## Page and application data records

........

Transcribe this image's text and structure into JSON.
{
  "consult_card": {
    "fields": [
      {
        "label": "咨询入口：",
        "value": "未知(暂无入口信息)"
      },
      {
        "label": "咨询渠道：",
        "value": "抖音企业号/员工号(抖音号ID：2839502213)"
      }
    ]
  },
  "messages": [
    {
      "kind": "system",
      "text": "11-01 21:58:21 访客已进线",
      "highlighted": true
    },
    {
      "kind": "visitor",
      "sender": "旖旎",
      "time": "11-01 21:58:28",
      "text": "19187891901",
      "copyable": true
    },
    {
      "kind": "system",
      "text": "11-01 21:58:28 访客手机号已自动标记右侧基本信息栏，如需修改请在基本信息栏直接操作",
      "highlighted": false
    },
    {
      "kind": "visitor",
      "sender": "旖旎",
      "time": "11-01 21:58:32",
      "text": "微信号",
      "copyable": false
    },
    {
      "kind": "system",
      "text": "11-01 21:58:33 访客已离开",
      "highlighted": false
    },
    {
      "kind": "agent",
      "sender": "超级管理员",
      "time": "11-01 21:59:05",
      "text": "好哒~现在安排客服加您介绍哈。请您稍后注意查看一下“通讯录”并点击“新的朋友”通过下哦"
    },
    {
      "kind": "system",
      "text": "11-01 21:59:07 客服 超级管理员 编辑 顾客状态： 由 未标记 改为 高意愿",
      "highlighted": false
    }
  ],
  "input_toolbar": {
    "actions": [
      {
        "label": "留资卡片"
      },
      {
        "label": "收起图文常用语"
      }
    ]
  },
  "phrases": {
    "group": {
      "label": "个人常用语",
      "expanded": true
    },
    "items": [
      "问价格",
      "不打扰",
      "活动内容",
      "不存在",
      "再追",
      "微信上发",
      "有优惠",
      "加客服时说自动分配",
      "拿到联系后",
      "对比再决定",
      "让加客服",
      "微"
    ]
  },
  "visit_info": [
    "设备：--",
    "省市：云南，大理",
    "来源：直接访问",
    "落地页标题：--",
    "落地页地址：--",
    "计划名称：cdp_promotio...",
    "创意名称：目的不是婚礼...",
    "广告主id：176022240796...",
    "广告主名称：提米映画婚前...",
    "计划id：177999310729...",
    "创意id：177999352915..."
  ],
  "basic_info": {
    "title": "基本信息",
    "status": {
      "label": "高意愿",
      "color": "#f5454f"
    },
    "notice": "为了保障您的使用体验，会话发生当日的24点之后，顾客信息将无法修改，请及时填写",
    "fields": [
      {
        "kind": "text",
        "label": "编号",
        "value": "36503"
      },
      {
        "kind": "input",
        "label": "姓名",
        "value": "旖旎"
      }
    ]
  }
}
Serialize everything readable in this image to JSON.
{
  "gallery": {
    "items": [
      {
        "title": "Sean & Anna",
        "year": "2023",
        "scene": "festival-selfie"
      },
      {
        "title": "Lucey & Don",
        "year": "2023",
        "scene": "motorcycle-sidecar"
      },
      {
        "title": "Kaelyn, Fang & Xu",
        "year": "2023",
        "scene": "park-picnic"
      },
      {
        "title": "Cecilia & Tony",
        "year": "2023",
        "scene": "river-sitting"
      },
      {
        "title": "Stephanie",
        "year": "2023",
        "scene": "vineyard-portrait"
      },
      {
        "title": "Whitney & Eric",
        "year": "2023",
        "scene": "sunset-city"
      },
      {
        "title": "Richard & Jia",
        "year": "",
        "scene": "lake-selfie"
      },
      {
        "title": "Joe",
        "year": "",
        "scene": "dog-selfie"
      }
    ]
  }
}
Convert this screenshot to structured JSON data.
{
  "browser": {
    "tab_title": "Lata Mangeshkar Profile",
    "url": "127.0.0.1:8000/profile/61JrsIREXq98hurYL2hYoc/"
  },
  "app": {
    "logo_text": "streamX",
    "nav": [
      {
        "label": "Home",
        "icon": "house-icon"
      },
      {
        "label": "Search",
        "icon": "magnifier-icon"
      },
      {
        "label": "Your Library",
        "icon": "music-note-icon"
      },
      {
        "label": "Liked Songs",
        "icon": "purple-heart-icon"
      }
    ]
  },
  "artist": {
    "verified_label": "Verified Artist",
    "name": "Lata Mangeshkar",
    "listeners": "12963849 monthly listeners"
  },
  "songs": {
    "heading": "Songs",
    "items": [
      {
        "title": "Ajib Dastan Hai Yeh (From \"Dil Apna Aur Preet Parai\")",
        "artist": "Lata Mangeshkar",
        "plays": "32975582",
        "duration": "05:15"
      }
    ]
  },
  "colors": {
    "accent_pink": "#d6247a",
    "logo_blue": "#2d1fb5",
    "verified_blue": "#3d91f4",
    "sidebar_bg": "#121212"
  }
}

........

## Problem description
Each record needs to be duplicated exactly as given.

## Worked solution
Transcribe this image's text and structure into JSON.
{
  "consult_card": {
    "fields": [
      {
        "label": "咨询入口：",
        "value": "未知(暂无入口信息)"
      },
      {
        "label": "咨询渠道：",
        "value": "抖音企业号/员工号(抖音号ID：2839502213)"
      }
    ]
  },
  "messages": [
    {
      "kind": "system",
      "text": "11-01 21:58:21 访客已进线",
      "highlighted": true
    },
    {
      "kind": "visitor",
      "sender": "旖旎",
      "time": "11-01 21:58:28",
      "text": "19187891901",
      "copyable": true
    },
    {
      "kind": "system",
      "text": "11-01 21:58:28 访客手机号已自动标记右侧基本信息栏，如需修改请在基本信息栏直接操作",
      "highlighted": false
    },
    {
      "kind": "visitor",
      "sender": "旖旎",
      "time": "11-01 21:58:32",
      "text": "微信号",
      "copyable": false
    },
    {
      "kind": "system",
      "text": "11-01 21:58:33 访客已离开",
      "highlighted": false
    },
    {
      "kind": "agent",
      "sender": "超级管理员",
      "time": "11-01 21:59:05",
      "text": "好哒~现在安排客服加您介绍哈。请您稍后注意查看一下“通讯录”并点击“新的朋友”通过下哦"
    },
    {
      "kind": "system",
      "text": "11-01 21:59:07 客服 超级管理员 编辑 顾客状态： 由 未标记 改为 高意愿",
      "highlighted": false
    }
  ],
  "input_toolbar": {
    "actions": [
      {
        "label": "留资卡片"
      },
      {
        "label": "收起图文常用语"
      }
    ]
  },
  "phrases": {
    "group": {
      "label": "个人常用语",
      "expanded": true
    },
    "items": [
      "问价格",
      "不打扰",
      "活动内容",
      "不存在",
      "再追",
      "微信上发",
      "有优惠",
      "加客服时说自动分配",
      "拿到联系后",
      "对比再决定",
      "让加客服",
      "微"
    ]
  },
  "visit_info": [
    "设备：--",
    "省市：云南，大理",
    "来源：直接访问",
    "落地页标题：--",
    "落地页地址：--",
    "计划名称：cdp_promotio...",
    "创意名称：目的不是婚礼...",
    "广告主id：176022240796...",
    "广告主名称：提米映画婚前...",
    "计划id：177999310729...",
    "创意id：177999352915..."
  ],
  "basic_info": {
    "title": "基本信息",
    "status": {
      "label": "高意愿",
      "color": "#f5454f"
    },
    "notice": "为了保障您的使用体验，会话发生当日的24点之后，顾客信息将无法修改，请及时填写",
    "fields": [
      {
        "kind": "text",
        "label": "编号",
        "value": "36503"
      },
      {
        "kind": "input",
        "label": "姓名",
        "value": "旖旎"
      }
    ]
  }
}
Serialize everything readable in this image to JSON.
{
  "gallery": {
    "items": [
      {
        "title": "Sean & Anna",
        "year": "2023",
        "scene": "festival-selfie"
      },
      {
        "title": "Lucey & Don",
        "year": "2023",
        "scene": "motorcycle-sidecar"
      },
      {
        "title": "Kaelyn, Fang & Xu",
        "year": "2023",
        "scene": "park-picnic"
      },
      {
        "title": "Cecilia & Tony",
        "year": "2023",
        "scene": "river-sitting"
      },
      {
        "title": "Stephanie",
        "year": "2023",
        "scene": "vineyard-portrait"
      },
      {
        "title": "Whitney & Eric",
        "year": "2023",
        "scene": "sunset-city"
      },
      {
        "title": "Richard & Jia",
        "year": "",
        "scene": "lake-selfie"
      },
      {
        "title": "Joe",
        "year": "",
        "scene": "dog-selfie"
      }
    ]
  }
}
Convert this screenshot to structured JSON data.
{
  "browser": {
    "tab_title": "Lata Mangeshkar Profile",
    "url": "127.0.0.1:8000/profile/61JrsIREXq98hurYL2hYoc/"
  },
  "app": {
    "logo_text": "streamX",
    "nav": [
      {
        "label": "Home",
        "icon": "house-icon"
      },
      {
        "label": "Search",
        "icon": "magnifier-icon"
      },
      {
        "label": "Your Library",
        "icon": "music-note-icon"
      },
      {
        "label": "Liked Songs",
        "icon": "purple-heart-icon"
      }
    ]
  },
  "artist": {
    "verified_label": "Verified Artist",
    "name": "Lata Mangeshkar",
    "listeners": "12963849 monthly listeners"
  },
  "songs": {
    "heading": "Songs",
    "items": [
      {
        "title": "Ajib Dastan Hai Yeh (From \"Dil Apna Aur Preet Parai\")",
        "artist": "Lata Mangeshkar",
        "plays": "32975582",
        "duration": "05:15"
      }
    ]
  },
  "colors": {
    "accent_pink": "#d6247a",
    "logo_blue": "#2d1fb5",
    "verified_blue": "#3d91f4",
    "sidebar_bg": "#121212"
  }
}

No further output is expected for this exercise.